As members of the Academy, we each hold responsibility in upholding our professional ethics. Once the ‘egg is broken’, it will be very hard to re-establish public confidence. VW, for instance, will undoubtedly have a long road in convincing the public that their organization acts in an ethically responsible way. While the public seemed to quickly forgive GM for their ignoring a faulty ignition problem, they are less willing to forgive systemic premeditated corruption. We have seen the flashback from the American Psychological Association regarding members advising how best to conduct torture having an impact on their community. In short, many of these professional ethical issues have a way of impacting our field for the long run.
In the last posting, Greg Stephens AOM’s ombudsperson outlined a range of issues they examine, with instructions regarding how to proceed should you have a professional ethics dilemma. They do a fantastic job, often behind the scenes, and we should be very appreciative of their hard work.
Of course, these issues are primarily only of relevance to things that happen in and around the Academy of Management. If you observe something at another conference, or at a non-AOM sponsored journal, well, there may be few if any options for you to pursue.
An AOM recent censure ruling, the first I ever recall seeing, included sanctioning an academy member. A member had submitted a previously published paper for consideration at the upcoming Annual Meeting. The ruling was as follows:

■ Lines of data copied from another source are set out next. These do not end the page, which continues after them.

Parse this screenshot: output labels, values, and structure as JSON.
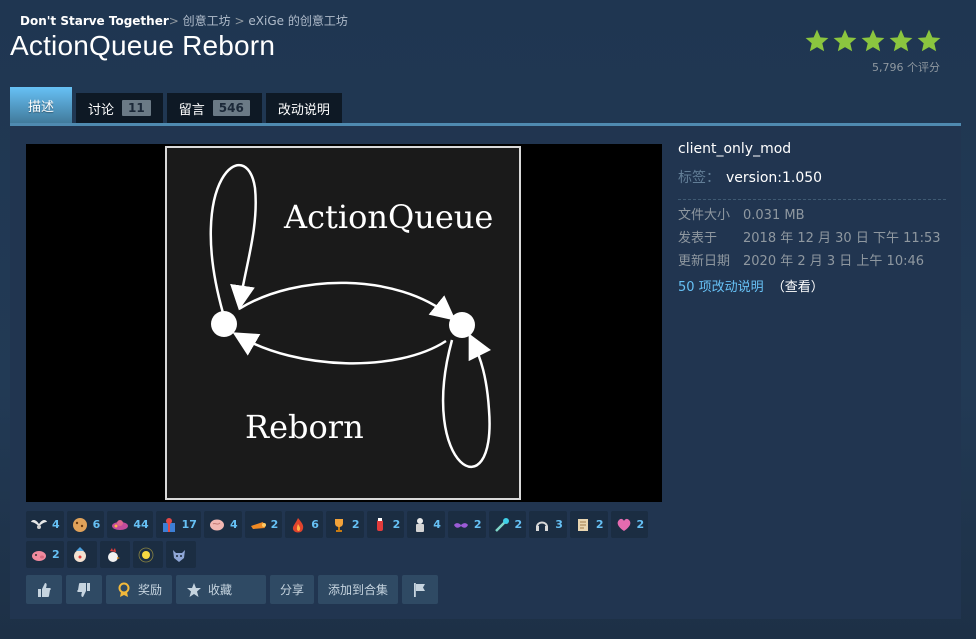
{
  "breadcrumb": {
    "game": "Don't Starve Together",
    "sep1": ">",
    "workshop": "创意工坊",
    "sep2": ">",
    "author": "eXiGe 的创意工坊"
  },
  "title": "ActionQueue Reborn",
  "rating": {
    "stars": 5,
    "of": 5,
    "count_text": "5,796 个评分",
    "star_color": "#8bc53f"
  },
  "tabs": [
    {
      "label": "描述",
      "active": true
    },
    {
      "label": "讨论",
      "count": "11"
    },
    {
      "label": "留言",
      "count": "546"
    },
    {
      "label": "改动说明"
    }
  ],
  "preview": {
    "title_line1": "ActionQueue",
    "title_line2": "Reborn"
  },
  "details": {
    "tag_top": "client_only_mod",
    "tags_label": "标签：",
    "tags_value": "version:1.050",
    "stats": [
      {
        "k": "文件大小",
        "v": "0.031 MB"
      },
      {
        "k": "发表于",
        "v": "2018 年 12 月 30 日 下午 11:53"
      },
      {
        "k": "更新日期",
        "v": "2020 年 2 月 3 日 上午 10:46"
      }
    ],
    "changes_link": "50 项改动说明",
    "view_link": "（查看）"
  },
  "awards": [
    {
      "icon": "wings-award-icon",
      "count": "4"
    },
    {
      "icon": "cookie-award-icon",
      "count": "6"
    },
    {
      "icon": "clover-award-icon",
      "count": "44"
    },
    {
      "icon": "gift-award-icon",
      "count": "17"
    },
    {
      "icon": "brain-award-icon",
      "count": "4"
    },
    {
      "icon": "horn-award-icon",
      "count": "2"
    },
    {
      "icon": "flame-award-icon",
      "count": "6"
    },
    {
      "icon": "trophy-award-icon",
      "count": "2"
    },
    {
      "icon": "potion-award-icon",
      "count": "2"
    },
    {
      "icon": "statue-award-icon",
      "count": "4"
    },
    {
      "icon": "mustache-award-icon",
      "count": "2"
    },
    {
      "icon": "comet-award-icon",
      "count": "2"
    },
    {
      "icon": "headphones-award-icon",
      "count": "3"
    },
    {
      "icon": "scroll-award-icon",
      "count": "2"
    },
    {
      "icon": "heart-award-icon",
      "count": "2"
    },
    {
      "icon": "pig-award-icon",
      "count": "2"
    },
    {
      "icon": "clown-award-icon",
      "count": ""
    },
    {
      "icon": "rooster-award-icon",
      "count": ""
    },
    {
      "icon": "sparkle-award-icon",
      "count": ""
    },
    {
      "icon": "wolf-award-icon",
      "count": ""
    }
  ],
  "actions": {
    "award": "奖励",
    "favorite": "收藏",
    "share": "分享",
    "add_to_collection": "添加到合集"
  }
}
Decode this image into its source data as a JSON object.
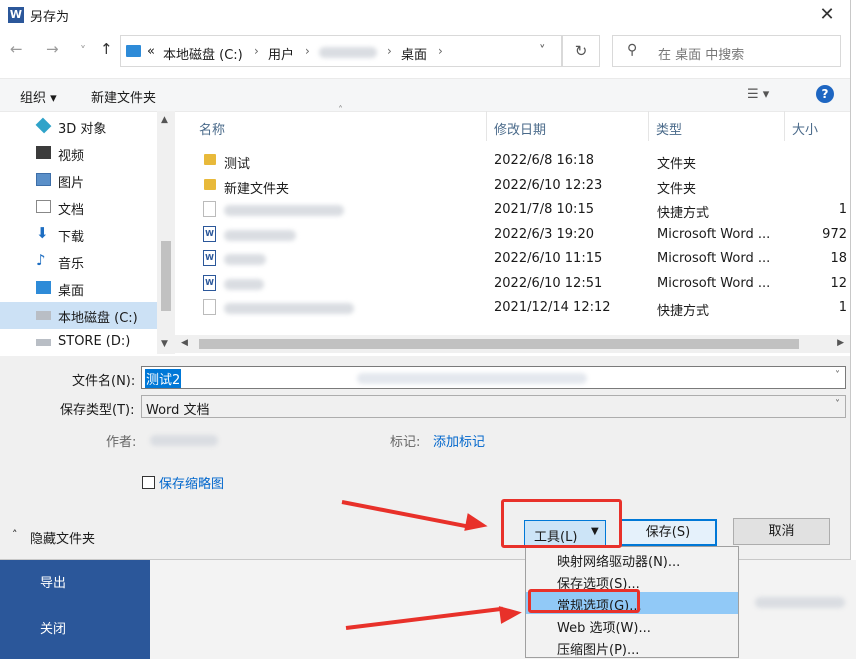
{
  "background_app": {
    "nav": [
      "导出",
      "关闭"
    ]
  },
  "dialog": {
    "title": "另存为",
    "close": "✕",
    "nav_buttons": {
      "back": "←",
      "forward": "→",
      "down": "˅",
      "up": "↑"
    },
    "address": {
      "overflow": "«",
      "segments": [
        "本地磁盘 (C:)",
        "用户",
        "桌面"
      ],
      "sep": "›",
      "dropdown": "˅"
    },
    "refresh": "↻",
    "search": {
      "placeholder": "在 桌面 中搜索"
    },
    "toolbar": {
      "organize": "组织 ▾",
      "new_folder": "新建文件夹",
      "view": "☰ ▾",
      "help": "?"
    },
    "nav_pane": [
      {
        "label": "3D 对象",
        "icon": "cube-icon"
      },
      {
        "label": "视频",
        "icon": "video-icon"
      },
      {
        "label": "图片",
        "icon": "pictures-icon"
      },
      {
        "label": "文档",
        "icon": "documents-icon"
      },
      {
        "label": "下载",
        "icon": "download-icon"
      },
      {
        "label": "音乐",
        "icon": "music-icon"
      },
      {
        "label": "桌面",
        "icon": "desktop-icon"
      },
      {
        "label": "本地磁盘 (C:)",
        "icon": "drive-icon",
        "selected": true
      },
      {
        "label": "STORE (D:)",
        "icon": "drive-icon"
      }
    ],
    "columns": {
      "name": "名称",
      "modified": "修改日期",
      "type": "类型",
      "size": "大小"
    },
    "files": [
      {
        "name": "测试",
        "date": "2022/6/8 16:18",
        "type": "文件夹",
        "size": "",
        "icon": "folder-icon"
      },
      {
        "name": "新建文件夹",
        "date": "2022/6/10 12:23",
        "type": "文件夹",
        "size": "",
        "icon": "folder-icon"
      },
      {
        "name": "",
        "date": "2021/7/8 10:15",
        "type": "快捷方式",
        "size": "1",
        "icon": "shortcut-icon"
      },
      {
        "name": "",
        "date": "2022/6/3 19:20",
        "type": "Microsoft Word ...",
        "size": "972",
        "icon": "word-doc-icon"
      },
      {
        "name": "",
        "date": "2022/6/10 11:15",
        "type": "Microsoft Word ...",
        "size": "18",
        "icon": "word-doc-icon"
      },
      {
        "name": "",
        "date": "2022/6/10 12:51",
        "type": "Microsoft Word ...",
        "size": "12",
        "icon": "word-doc-icon"
      },
      {
        "name": "",
        "date": "2021/12/14 12:12",
        "type": "快捷方式",
        "size": "1",
        "icon": "shortcut-icon"
      }
    ],
    "form": {
      "filename_label": "文件名(N):",
      "filename_value": "测试2",
      "filetype_label": "保存类型(T):",
      "filetype_value": "Word 文档",
      "author_label": "作者:",
      "tags_label": "标记:",
      "tags_link": "添加标记",
      "thumbnail_label": "保存缩略图"
    },
    "footer": {
      "hide_folders": "隐藏文件夹",
      "tools": "工具(L)",
      "save": "保存(S)",
      "cancel": "取消"
    },
    "tools_menu": [
      "映射网络驱动器(N)...",
      "保存选项(S)...",
      "常规选项(G)...",
      "Web 选项(W)...",
      "压缩图片(P)..."
    ],
    "highlight_color": "#e8312a",
    "accent_color": "#0078d7"
  }
}
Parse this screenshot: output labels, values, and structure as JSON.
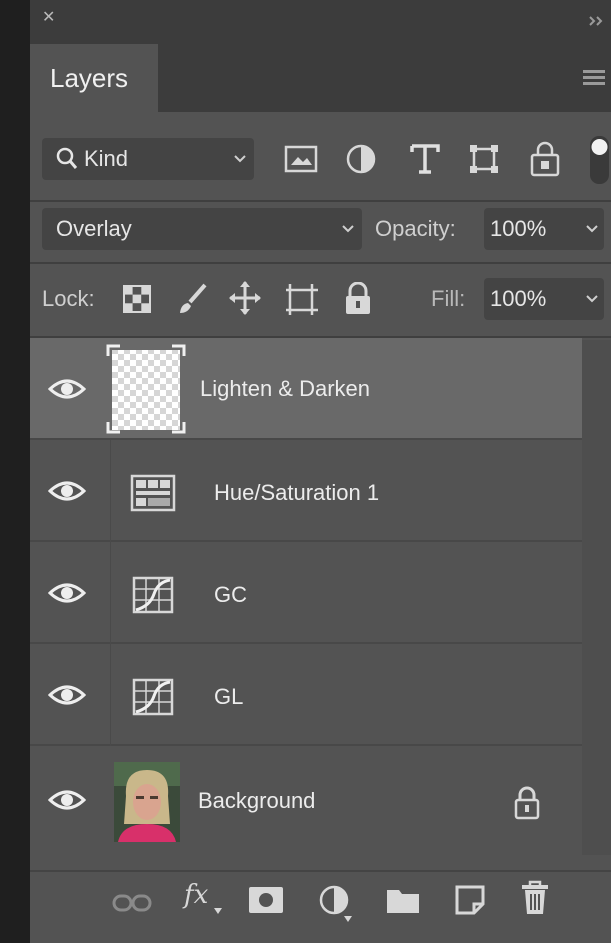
{
  "panel": {
    "tab_label": "Layers",
    "close_icon": "close-icon",
    "menu_icon": "panel-menu-icon"
  },
  "filter": {
    "kind_label": "Kind",
    "icons": [
      "image-filter-icon",
      "adjustment-filter-icon",
      "type-filter-icon",
      "shape-filter-icon",
      "smart-object-filter-icon",
      "filter-toggle-icon"
    ]
  },
  "blend": {
    "mode": "Overlay",
    "opacity_label": "Opacity:",
    "opacity_value": "100%"
  },
  "lock": {
    "label": "Lock:",
    "icons": [
      "lock-transparent-pixels-icon",
      "lock-image-pixels-icon",
      "lock-position-icon",
      "lock-artboard-icon",
      "lock-all-icon"
    ],
    "fill_label": "Fill:",
    "fill_value": "100%"
  },
  "layers": [
    {
      "name": "Lighten & Darken",
      "type": "pixel",
      "visible": true,
      "selected": true
    },
    {
      "name": "Hue/Saturation 1",
      "type": "adjustment",
      "visible": true,
      "selected": false
    },
    {
      "name": "GC",
      "type": "adjustment",
      "visible": true,
      "selected": false
    },
    {
      "name": "GL",
      "type": "adjustment",
      "visible": true,
      "selected": false
    },
    {
      "name": "Background",
      "type": "photo",
      "visible": true,
      "selected": false,
      "locked": true
    }
  ],
  "footer": {
    "fx_label": "fx",
    "icons": [
      "link-layers-icon",
      "fx-icon",
      "add-mask-icon",
      "new-adjustment-layer-icon",
      "new-group-icon",
      "new-layer-icon",
      "delete-layer-icon"
    ]
  },
  "colors": {
    "panel_bg": "#535353",
    "selected_row": "#696969",
    "chrome": "#3c3c3c"
  }
}
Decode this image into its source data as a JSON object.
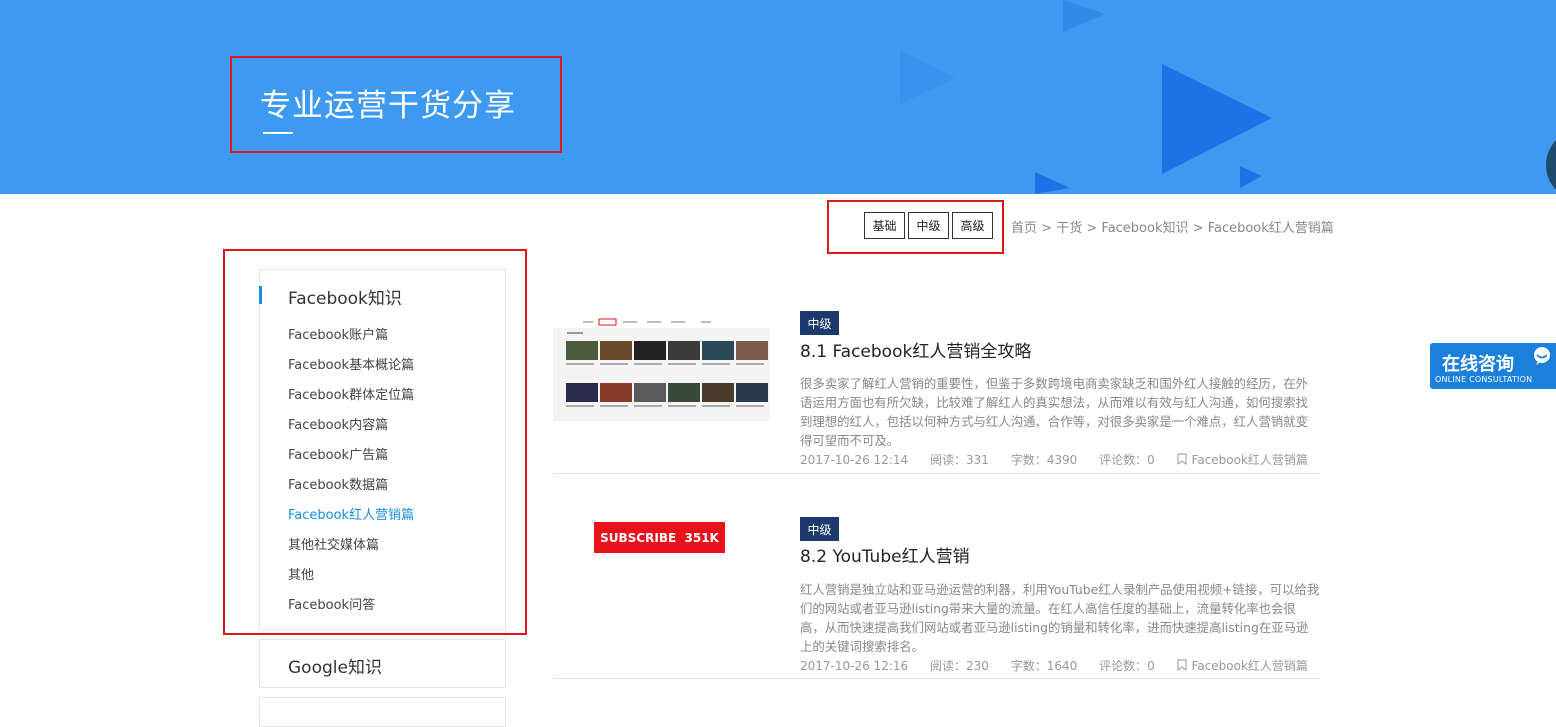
{
  "banner": {
    "title": "专业运营干货分享"
  },
  "levels": {
    "basic": "基础",
    "mid": "中级",
    "high": "高级"
  },
  "breadcrumb": {
    "home": "首页",
    "sep": ">",
    "l1": "干货",
    "l2": "Facebook知识",
    "l3": "Facebook红人营销篇"
  },
  "sidebar": {
    "heading": "Facebook知识",
    "items": [
      "Facebook账户篇",
      "Facebook基本概论篇",
      "Facebook群体定位篇",
      "Facebook内容篇",
      "Facebook广告篇",
      "Facebook数据篇",
      "Facebook红人营销篇",
      "其他社交媒体篇",
      "其他",
      "Facebook问答"
    ],
    "heading2": "Google知识"
  },
  "articles": [
    {
      "tag": "中级",
      "title": "8.1 Facebook红人营销全攻略",
      "desc": "很多卖家了解红人营销的重要性，但鉴于多数跨境电商卖家缺乏和国外红人接触的经历，在外语运用方面也有所欠缺，比较难了解红人的真实想法，从而难以有效与红人沟通，如何搜索找到理想的红人，包括以何种方式与红人沟通、合作等，对很多卖家是一个难点，红人营销就变得可望而不可及。",
      "date": "2017-10-26 12:14",
      "reads": "阅读：331",
      "words": "字数：4390",
      "comments": "评论数：0",
      "category": "Facebook红人营销篇"
    },
    {
      "tag": "中级",
      "title": "8.2 YouTube红人营销",
      "desc": "红人营销是独立站和亚马逊运营的利器，利用YouTube红人录制产品使用视频+链接，可以给我们的网站或者亚马逊listing带来大量的流量。在红人高信任度的基础上，流量转化率也会很高，从而快速提高我们网站或者亚马逊listing的销量和转化率，进而快速提高listing在亚马逊上的关键词搜索排名。",
      "date": "2017-10-26 12:16",
      "reads": "阅读：230",
      "words": "字数：1640",
      "comments": "评论数：0",
      "category": "Facebook红人营销篇",
      "thumb_text": "SUBSCRIBE  351K"
    }
  ],
  "consult": {
    "title": "在线咨询",
    "subtitle": "ONLINE CONSULTATION"
  },
  "colors": {
    "banner": "#3d9af0",
    "accent": "#1a8ee0",
    "tag": "#1d3a6e",
    "highlight": "#e0161c"
  }
}
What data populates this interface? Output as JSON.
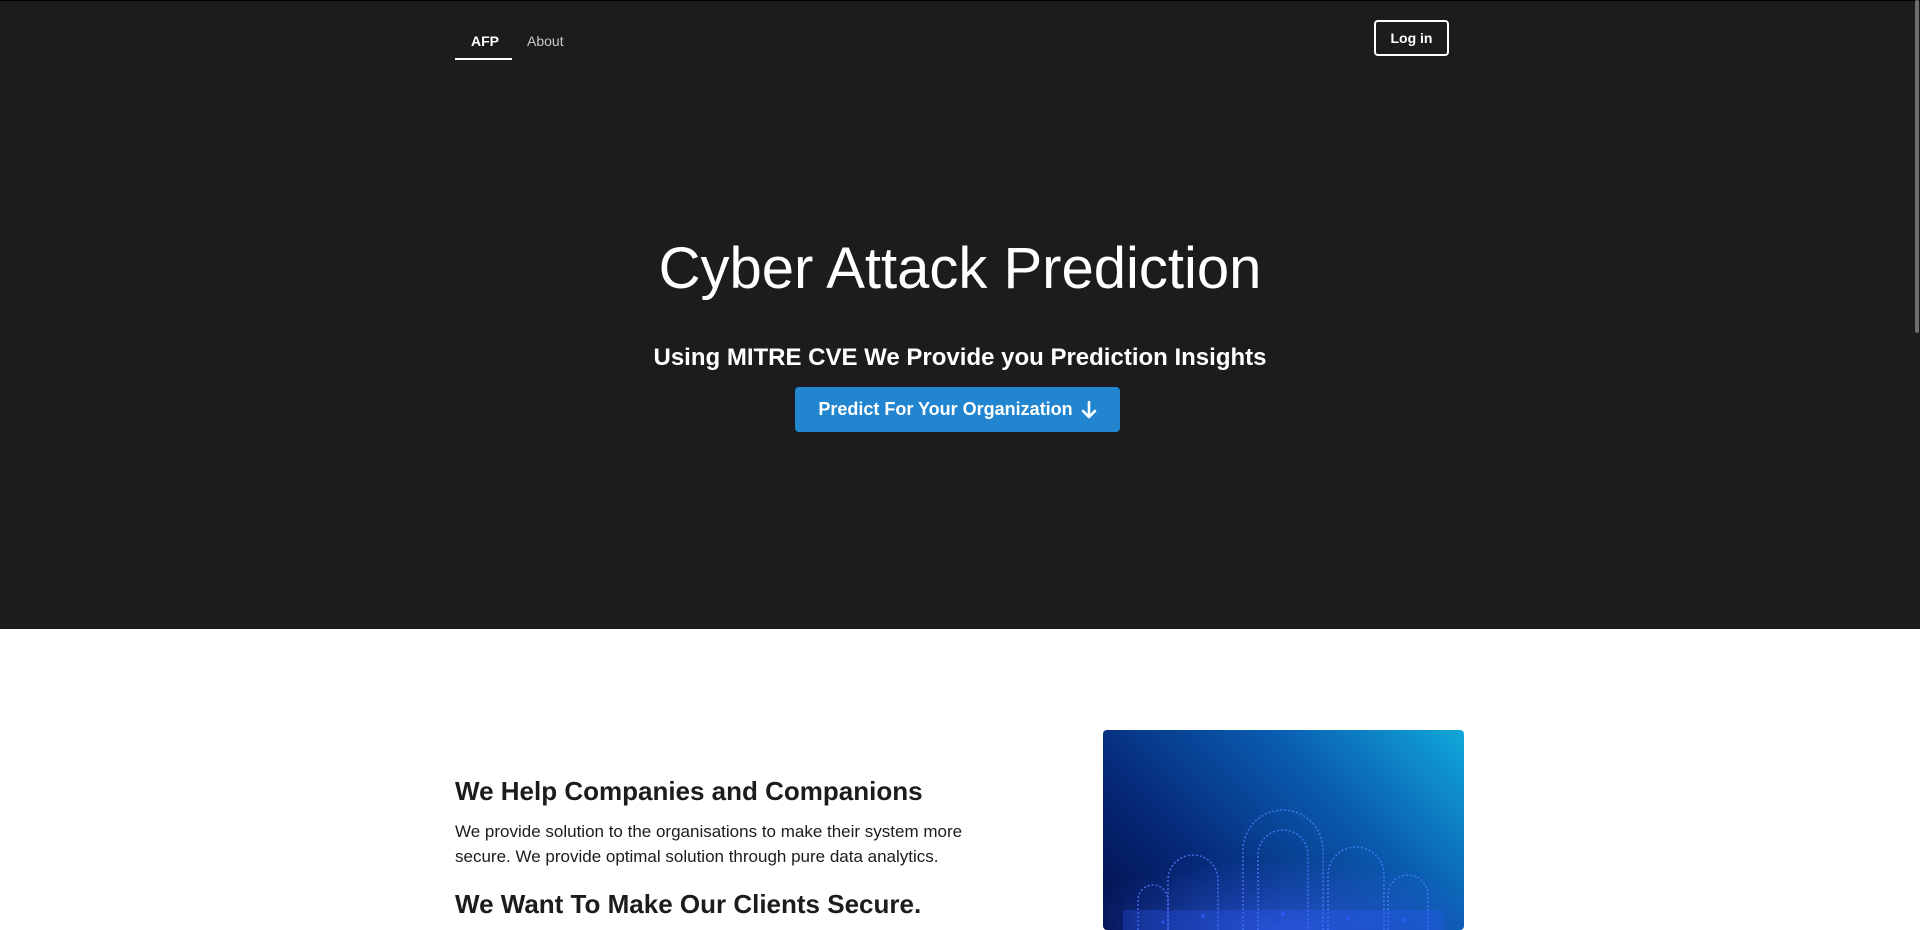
{
  "nav": {
    "items": [
      {
        "label": "AFP",
        "active": true
      },
      {
        "label": "About",
        "active": false
      }
    ],
    "login_label": "Log in"
  },
  "hero": {
    "title": "Cyber Attack Prediction",
    "subtitle": "Using MITRE CVE We Provide you Prediction Insights",
    "cta_label": "Predict For Your Organization",
    "cta_icon": "arrow-down-icon",
    "cta_color": "#2185d0",
    "background_color": "#1b1c1d"
  },
  "section": {
    "heading_1": "We Help Companies and Companions",
    "paragraph_1": "We provide solution to the organisations to make their system more secure. We provide optimal solution through pure data analytics.",
    "heading_2": "We Want To Make Our Clients Secure.",
    "image_icon": "padlock-network-icon"
  }
}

The final sanctions include disqualification from participation in Academy of Management activities (including but not limited to submission to the conference, participation on the conference program, serving the Academy or any of its Divisions or Interest Groups in an elected or appointed role, or submission to any of the Academy of Management journals) for a period of three (3) years, public notice of the violation through publication in the AcadeMY News; formal notification to the journal where the work was previously published, and ethics counseling by the Ombuds Committee.
Seeing a public and formal sanction is a good professional start, and I applaud our organization for taking the trouble to demonstrate that we have professional limits that should be honored. However, what if the member were found to have done the same thing at, say, EGOS, or BAM? Of what about someone who submits a paper simultaneously to two different journals for review? Would the consequences be the same? Likely not.
It would seem to me that we would all benefit from a larger professional ‘tent’ whereby public notice of violations and censure were more systematically discussed. I find it very odd that, out of 20,000 members, it is so rare for us to have a public censure (this is the first I am aware of – although there may have been other non-public consequences). Every year I hear of multiple cases of doctors and lawyers getting disbarred. The odds are presumably the same for our profession, but the consequences far less, and the frequency of public humiliation quite rare. This would only provide incentives to engage in unprofessional conduct. I am not suggesting we begin a yellow journalistic finger-pointing exercise. Only that given the rise in competition, and the important stakes involved in our profession, we should collectively think about professional monitoring, public dialog, and the provision of clear ethical guidelines in our doctoral and professional career development.
Your thoughts on the matter are welcome.